*WORK REQUIRED*. Copy all the records exactly; the complete set is the expected result.

*EXTRACTED ENTRIES*.

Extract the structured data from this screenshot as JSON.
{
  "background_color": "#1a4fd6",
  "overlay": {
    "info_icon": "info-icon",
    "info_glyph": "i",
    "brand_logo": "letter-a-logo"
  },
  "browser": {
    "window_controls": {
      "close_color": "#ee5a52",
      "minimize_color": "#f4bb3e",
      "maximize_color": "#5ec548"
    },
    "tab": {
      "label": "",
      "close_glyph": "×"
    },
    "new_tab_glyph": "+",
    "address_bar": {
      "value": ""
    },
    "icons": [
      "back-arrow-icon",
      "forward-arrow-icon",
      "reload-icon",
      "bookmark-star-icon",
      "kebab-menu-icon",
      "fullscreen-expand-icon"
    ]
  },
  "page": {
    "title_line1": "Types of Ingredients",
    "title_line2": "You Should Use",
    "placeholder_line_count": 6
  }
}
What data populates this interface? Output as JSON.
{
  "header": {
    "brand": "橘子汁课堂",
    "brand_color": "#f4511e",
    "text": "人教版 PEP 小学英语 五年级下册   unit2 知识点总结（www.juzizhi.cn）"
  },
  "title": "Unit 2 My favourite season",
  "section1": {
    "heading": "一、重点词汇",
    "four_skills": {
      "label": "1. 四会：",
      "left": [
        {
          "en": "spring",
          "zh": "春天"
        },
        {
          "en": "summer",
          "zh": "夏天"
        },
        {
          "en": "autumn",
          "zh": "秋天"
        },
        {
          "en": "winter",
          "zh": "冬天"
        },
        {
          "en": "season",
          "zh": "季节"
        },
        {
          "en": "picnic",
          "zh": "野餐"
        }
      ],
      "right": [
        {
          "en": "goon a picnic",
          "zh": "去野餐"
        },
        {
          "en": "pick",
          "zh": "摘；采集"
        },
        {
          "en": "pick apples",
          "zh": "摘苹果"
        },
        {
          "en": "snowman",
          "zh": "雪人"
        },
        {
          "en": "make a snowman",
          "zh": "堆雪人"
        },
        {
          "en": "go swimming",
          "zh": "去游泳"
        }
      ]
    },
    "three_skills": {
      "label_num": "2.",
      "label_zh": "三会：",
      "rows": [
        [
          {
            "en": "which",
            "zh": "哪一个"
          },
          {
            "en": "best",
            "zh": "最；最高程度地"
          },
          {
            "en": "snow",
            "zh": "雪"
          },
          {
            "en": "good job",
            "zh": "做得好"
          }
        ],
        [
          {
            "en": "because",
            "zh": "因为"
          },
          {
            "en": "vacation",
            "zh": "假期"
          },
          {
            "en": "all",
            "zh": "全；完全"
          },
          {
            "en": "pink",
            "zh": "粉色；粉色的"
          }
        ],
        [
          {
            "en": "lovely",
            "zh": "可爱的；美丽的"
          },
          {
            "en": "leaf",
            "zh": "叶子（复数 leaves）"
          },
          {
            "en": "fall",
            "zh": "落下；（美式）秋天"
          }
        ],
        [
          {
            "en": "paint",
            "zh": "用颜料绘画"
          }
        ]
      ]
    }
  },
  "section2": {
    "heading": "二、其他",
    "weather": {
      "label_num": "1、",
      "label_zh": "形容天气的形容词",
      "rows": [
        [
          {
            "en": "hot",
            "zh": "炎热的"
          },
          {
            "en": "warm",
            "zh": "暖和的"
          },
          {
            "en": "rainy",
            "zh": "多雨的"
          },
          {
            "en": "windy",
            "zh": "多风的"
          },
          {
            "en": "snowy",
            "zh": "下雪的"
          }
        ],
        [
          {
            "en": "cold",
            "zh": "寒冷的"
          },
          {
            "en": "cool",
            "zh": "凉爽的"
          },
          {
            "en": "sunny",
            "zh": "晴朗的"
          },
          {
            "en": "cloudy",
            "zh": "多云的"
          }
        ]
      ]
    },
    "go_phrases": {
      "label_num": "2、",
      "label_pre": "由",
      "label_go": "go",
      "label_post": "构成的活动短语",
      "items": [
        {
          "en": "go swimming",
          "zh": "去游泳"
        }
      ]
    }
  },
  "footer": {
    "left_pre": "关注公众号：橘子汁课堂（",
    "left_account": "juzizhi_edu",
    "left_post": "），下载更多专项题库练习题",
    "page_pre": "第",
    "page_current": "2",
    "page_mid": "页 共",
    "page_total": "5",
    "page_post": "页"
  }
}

*RESPONSE TO THE TASK*.
Extract the structured data from this screenshot as JSON.
{
  "background_color": "#1a4fd6",
  "overlay": {
    "info_icon": "info-icon",
    "info_glyph": "i",
    "brand_logo": "letter-a-logo"
  },
  "browser": {
    "window_controls": {
      "close_color": "#ee5a52",
      "minimize_color": "#f4bb3e",
      "maximize_color": "#5ec548"
    },
    "tab": {
      "label": "",
      "close_glyph": "×"
    },
    "new_tab_glyph": "+",
    "address_bar": {
      "value": ""
    },
    "icons": [
      "back-arrow-icon",
      "forward-arrow-icon",
      "reload-icon",
      "bookmark-star-icon",
      "kebab-menu-icon",
      "fullscreen-expand-icon"
    ]
  },
  "page": {
    "title_line1": "Types of Ingredients",
    "title_line2": "You Should Use",
    "placeholder_line_count": 6
  }
}
What data populates this interface? Output as JSON.
{
  "header": {
    "brand": "橘子汁课堂",
    "brand_color": "#f4511e",
    "text": "人教版 PEP 小学英语 五年级下册   unit2 知识点总结（www.juzizhi.cn）"
  },
  "title": "Unit 2 My favourite season",
  "section1": {
    "heading": "一、重点词汇",
    "four_skills": {
      "label": "1. 四会：",
      "left": [
        {
          "en": "spring",
          "zh": "春天"
        },
        {
          "en": "summer",
          "zh": "夏天"
        },
        {
          "en": "autumn",
          "zh": "秋天"
        },
        {
          "en": "winter",
          "zh": "冬天"
        },
        {
          "en": "season",
          "zh": "季节"
        },
        {
          "en": "picnic",
          "zh": "野餐"
        }
      ],
      "right": [
        {
          "en": "goon a picnic",
          "zh": "去野餐"
        },
        {
          "en": "pick",
          "zh": "摘；采集"
        },
        {
          "en": "pick apples",
          "zh": "摘苹果"
        },
        {
          "en": "snowman",
          "zh": "雪人"
        },
        {
          "en": "make a snowman",
          "zh": "堆雪人"
        },
        {
          "en": "go swimming",
          "zh": "去游泳"
        }
      ]
    },
    "three_skills": {
      "label_num": "2.",
      "label_zh": "三会：",
      "rows": [
        [
          {
            "en": "which",
            "zh": "哪一个"
          },
          {
            "en": "best",
            "zh": "最；最高程度地"
          },
          {
            "en": "snow",
            "zh": "雪"
          },
          {
            "en": "good job",
            "zh": "做得好"
          }
        ],
        [
          {
            "en": "because",
            "zh": "因为"
          },
          {
            "en": "vacation",
            "zh": "假期"
          },
          {
            "en": "all",
            "zh": "全；完全"
          },
          {
            "en": "pink",
            "zh": "粉色；粉色的"
          }
        ],
        [
          {
            "en": "lovely",
            "zh": "可爱的；美丽的"
          },
          {
            "en": "leaf",
            "zh": "叶子（复数 leaves）"
          },
          {
            "en": "fall",
            "zh": "落下；（美式）秋天"
          }
        ],
        [
          {
            "en": "paint",
            "zh": "用颜料绘画"
          }
        ]
      ]
    }
  },
  "section2": {
    "heading": "二、其他",
    "weather": {
      "label_num": "1、",
      "label_zh": "形容天气的形容词",
      "rows": [
        [
          {
            "en": "hot",
            "zh": "炎热的"
          },
          {
            "en": "warm",
            "zh": "暖和的"
          },
          {
            "en": "rainy",
            "zh": "多雨的"
          },
          {
            "en": "windy",
            "zh": "多风的"
          },
          {
            "en": "snowy",
            "zh": "下雪的"
          }
        ],
        [
          {
            "en": "cold",
            "zh": "寒冷的"
          },
          {
            "en": "cool",
            "zh": "凉爽的"
          },
          {
            "en": "sunny",
            "zh": "晴朗的"
          },
          {
            "en": "cloudy",
            "zh": "多云的"
          }
        ]
      ]
    },
    "go_phrases": {
      "label_num": "2、",
      "label_pre": "由",
      "label_go": "go",
      "label_post": "构成的活动短语",
      "items": [
        {
          "en": "go swimming",
          "zh": "去游泳"
        }
      ]
    }
  },
  "footer": {
    "left_pre": "关注公众号：橘子汁课堂（",
    "left_account": "juzizhi_edu",
    "left_post": "），下载更多专项题库练习题",
    "page_pre": "第",
    "page_current": "2",
    "page_mid": "页 共",
    "page_total": "5",
    "page_post": "页"
  }
}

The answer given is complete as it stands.